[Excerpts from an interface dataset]

━━━━━━━━━━━━━━━━━━━━━━━━━━━━━━

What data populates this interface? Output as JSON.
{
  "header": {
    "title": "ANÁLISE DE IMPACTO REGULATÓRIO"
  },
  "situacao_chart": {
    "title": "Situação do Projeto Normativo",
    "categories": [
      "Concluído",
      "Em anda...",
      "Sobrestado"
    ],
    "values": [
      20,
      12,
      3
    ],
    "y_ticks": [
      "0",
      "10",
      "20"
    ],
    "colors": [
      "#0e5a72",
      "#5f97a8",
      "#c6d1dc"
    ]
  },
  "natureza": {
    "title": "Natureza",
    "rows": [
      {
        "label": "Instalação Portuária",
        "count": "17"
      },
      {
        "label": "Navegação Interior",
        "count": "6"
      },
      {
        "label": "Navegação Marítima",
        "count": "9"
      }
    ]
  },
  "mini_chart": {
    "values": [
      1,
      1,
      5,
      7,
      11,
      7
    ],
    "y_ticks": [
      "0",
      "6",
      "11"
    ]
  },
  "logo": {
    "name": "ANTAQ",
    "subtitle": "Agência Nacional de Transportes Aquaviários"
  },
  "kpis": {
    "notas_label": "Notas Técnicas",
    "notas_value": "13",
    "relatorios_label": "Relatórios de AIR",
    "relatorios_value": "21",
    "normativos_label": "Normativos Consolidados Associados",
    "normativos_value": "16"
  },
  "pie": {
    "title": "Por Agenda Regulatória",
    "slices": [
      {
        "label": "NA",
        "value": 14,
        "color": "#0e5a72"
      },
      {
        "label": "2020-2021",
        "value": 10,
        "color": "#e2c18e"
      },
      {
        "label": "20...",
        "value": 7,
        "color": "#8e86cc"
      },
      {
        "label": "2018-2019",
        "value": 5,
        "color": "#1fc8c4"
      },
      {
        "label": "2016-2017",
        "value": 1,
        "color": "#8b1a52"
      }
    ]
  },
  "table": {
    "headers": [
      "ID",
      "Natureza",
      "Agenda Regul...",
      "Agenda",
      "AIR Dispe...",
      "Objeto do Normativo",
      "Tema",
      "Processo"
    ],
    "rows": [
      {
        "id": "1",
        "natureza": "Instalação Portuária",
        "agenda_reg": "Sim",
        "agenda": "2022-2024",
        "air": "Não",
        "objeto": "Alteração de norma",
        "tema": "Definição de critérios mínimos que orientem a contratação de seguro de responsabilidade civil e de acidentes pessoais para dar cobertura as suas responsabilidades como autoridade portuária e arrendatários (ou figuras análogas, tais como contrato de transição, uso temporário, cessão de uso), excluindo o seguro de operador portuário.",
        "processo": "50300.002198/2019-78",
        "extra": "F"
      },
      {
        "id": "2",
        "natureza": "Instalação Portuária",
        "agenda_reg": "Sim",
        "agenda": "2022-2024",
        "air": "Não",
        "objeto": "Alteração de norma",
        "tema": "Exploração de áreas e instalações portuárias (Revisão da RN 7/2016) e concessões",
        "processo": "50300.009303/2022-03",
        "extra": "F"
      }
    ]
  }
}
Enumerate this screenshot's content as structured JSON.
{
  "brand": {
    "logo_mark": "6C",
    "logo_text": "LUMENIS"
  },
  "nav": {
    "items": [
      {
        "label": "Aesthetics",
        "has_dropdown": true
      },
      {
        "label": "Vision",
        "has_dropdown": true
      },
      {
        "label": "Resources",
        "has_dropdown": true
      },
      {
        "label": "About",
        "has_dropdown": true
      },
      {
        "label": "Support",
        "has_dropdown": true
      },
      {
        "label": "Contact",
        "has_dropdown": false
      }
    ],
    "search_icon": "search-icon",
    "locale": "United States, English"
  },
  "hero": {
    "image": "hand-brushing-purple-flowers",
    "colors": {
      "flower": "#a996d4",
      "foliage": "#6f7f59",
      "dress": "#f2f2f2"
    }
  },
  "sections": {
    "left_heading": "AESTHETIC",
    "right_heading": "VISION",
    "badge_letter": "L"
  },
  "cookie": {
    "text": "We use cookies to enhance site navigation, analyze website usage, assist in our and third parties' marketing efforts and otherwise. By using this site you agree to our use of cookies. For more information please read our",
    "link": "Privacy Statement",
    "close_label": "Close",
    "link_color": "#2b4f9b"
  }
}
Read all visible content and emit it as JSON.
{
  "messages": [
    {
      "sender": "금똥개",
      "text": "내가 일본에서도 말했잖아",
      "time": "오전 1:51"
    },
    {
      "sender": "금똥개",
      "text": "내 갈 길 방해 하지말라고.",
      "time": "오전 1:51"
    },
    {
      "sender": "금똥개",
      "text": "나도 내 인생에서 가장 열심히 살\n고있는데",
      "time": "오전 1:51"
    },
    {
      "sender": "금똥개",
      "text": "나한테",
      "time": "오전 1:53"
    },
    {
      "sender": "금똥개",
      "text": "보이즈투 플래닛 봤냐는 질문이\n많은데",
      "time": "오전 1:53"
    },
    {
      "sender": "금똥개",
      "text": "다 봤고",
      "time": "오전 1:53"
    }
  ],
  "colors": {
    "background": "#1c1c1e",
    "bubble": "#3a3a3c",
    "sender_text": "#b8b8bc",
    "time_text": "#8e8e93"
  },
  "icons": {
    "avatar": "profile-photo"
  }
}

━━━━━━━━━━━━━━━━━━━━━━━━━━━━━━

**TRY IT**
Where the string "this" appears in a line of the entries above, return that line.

**EXERCISE OUTPUT**
What data populates this interface? Output as JSON.
Enumerate this screenshot's content as structured JSON.
    "text": "We use cookies to enhance site navigation, analyze website usage, assist in our and third parties' marketing efforts and otherwise. By using this site you agree to our use of cookies. For more information please read our",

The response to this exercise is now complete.